Gene M. Miyao, Dennis C. Bryant, Mark S. Kochi, and Israel G. Herrera
Oral Session 34—Seed and Stand Establishment Moderator: Gene M. Miyao 21 July 2005, 2:00–3:00 p.m. Room 105
Daniel I. Leskovar, J. Clark Ward, Russell W. Sprague, and Avraham Meiri
E-mail address: email@example.com We thank the Texas Dept. of Agriculture and Texas-Israeli Exchange Board for funding this project No. 459110. Appreciation is also extended to Asgrow Seed Co. for providing seeds
Joseph Aguyoh, Henry G. Taber, and Vince Lawson
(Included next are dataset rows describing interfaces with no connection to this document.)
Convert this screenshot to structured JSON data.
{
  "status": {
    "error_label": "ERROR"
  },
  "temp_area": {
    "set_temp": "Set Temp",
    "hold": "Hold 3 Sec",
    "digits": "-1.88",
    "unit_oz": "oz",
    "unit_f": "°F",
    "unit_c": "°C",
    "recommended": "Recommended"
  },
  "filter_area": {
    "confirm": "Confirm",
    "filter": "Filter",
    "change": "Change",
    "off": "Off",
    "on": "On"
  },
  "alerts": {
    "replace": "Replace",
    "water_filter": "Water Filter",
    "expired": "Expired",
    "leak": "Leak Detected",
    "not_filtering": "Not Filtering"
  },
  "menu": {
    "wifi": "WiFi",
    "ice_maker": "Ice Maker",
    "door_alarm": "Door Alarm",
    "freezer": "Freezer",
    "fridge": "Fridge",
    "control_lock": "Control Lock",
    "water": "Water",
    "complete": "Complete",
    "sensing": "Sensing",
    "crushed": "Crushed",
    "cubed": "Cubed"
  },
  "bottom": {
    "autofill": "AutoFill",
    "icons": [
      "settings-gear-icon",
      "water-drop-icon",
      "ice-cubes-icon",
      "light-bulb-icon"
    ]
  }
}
Sweet corn (Zea mays L.) growers in the upper midwestern U.S. have used clear plastic mulch to improve early yield and advance crop maturity. Results of this practice have been inconsistent because of early season temperature variability and inadequate information on cultivar adaptation. Our objective was to improve the performance consistency by investigating earliness techniques with the early, sugary-enhancer (se) cultivar Temptation planted at two sites. Treatments were bare soil or clear plastic mulch, rowcovers or none, and direct-seeded or transplanted plants. Transplants were produced in the greenhouse in either 50-cell plastic trays or peat pot strips, 2.3 inches × 4.0 inches deep (6 × 10 cm) and were evaluated according to transplant age and cell size. In the cold springs of 1996 and 1997, the use of clear plastic mulch shortened maturity of sweet corn by 1 and 10 days, respectively, for the silt loam site; but no maturity advantage was observed for the loamy sand site. Clear plastic raised the minimum soil temperature by 3.8 to 4.0 °F (2.1 to 2.2 °C) at both sites. The 2-week-old 50-cell tray transplants matured 6 days earlier than the peat pot strip transplants or direct seeded at both locations in 1997. Marketable yield from the transplants was inconsistent by location and year. Four-week-old transplants did not withstand field stress and performed poorly regardless of type of container. Ear quality as indicated by row number, ear diameter, ear length, and tipfill was lowest with transplants.